The 30-year-old Landry is winless on the tour.

''I'm a good putter and I just need to give myself a lot of opportunities tomorrow like I did today,'' Landry said. ''I'll be looking forward to tomorrow.''

Mullinax had a course-record 62. He played the back nine in 7-under 29, going 6 under on the last five with eagles on the par-5 14th and 18th and birdies on 16 and 17. He also birdied Nos. 10 and 12 and bogeyed 11.

''It's probably one of the best rounds I've ever had,'' Mullinax said. ''To go out there and shoot 62 on a hard golf course is really good.''

Johnson played the front nine in even par with two birdies and two bogeys. He birdied Nos. 11, 14, 15 and 18 on the back nine.


Full-field scores from the Valero Texas Open

Valero Texas Open: Articles, photos and videos
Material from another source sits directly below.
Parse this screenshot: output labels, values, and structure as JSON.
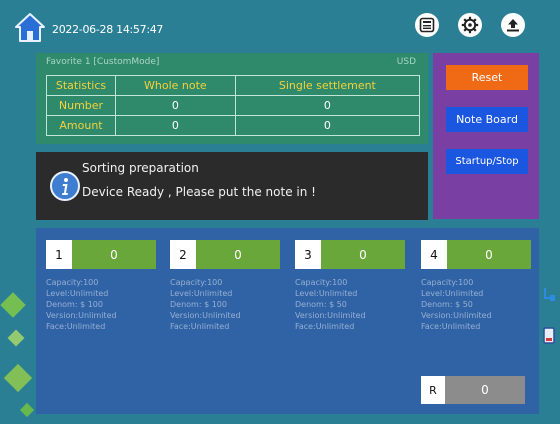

''Different wind today early on, misjudged some numbers, misjudged some wind, made some bad swings, all of the above,'' Johnson said. ''But truthfully, my short game was actually pretty good, my putting was great. I missed some putts, but I hit some really good ones, hit some lines and I gave myself opportunities especially on the back side.''

Landry had a bogey-free round.

''I just did everything really good,'' Landry said. ''I was staying patient and just trying to make a bunch of pars. This golf course can come up and bite you in a heartbeat.''

Ryan Moore was two strokes back at 11 under after a 70. Sean O'Hair had a 65 to join 2015 champion Jimmy Walker (67), Chris Kirk (68) and 2013 winner Martin Laird (69) at 9 under.

''I just feel like I'm getting closer and closer to playing better and better golf, more solid golf, putting rounds together,'' Walker said. ''I'm excited for the opportunity tomorrow.''

Mullinax has made 42 of 44 putts from inside 10 feet this week.

''They just kind of remind me of greens from home,'' Mullinax said. ''My caddie, David (Flynn), has been reading them really well. We trusted each other on our reads and I've been hitting good putts. Been working hard on putting on the weeks off that I've had so it's good to see some results.''

The 25-year-old former Alabama player chipped in for the eagle on 14 and the birdie on the par-3 16th.

''It was just a little bit down the hill,'' he said about the 16th. ''All you had to do was just land it just past that little light grass spot. My caddie told me just read it like a putt, so I tried to just read it like a putt and it went in.''

On 18, he hit a 3-iron from 255 yards to 15 feet to set up his eagle putt. He broke the course record of 63 set by Matt Every in 201 and matched by Laird in 2013. The tournament record is 60 at LaCantera, by Bart Bryant in 2004 and Johnson in 2009.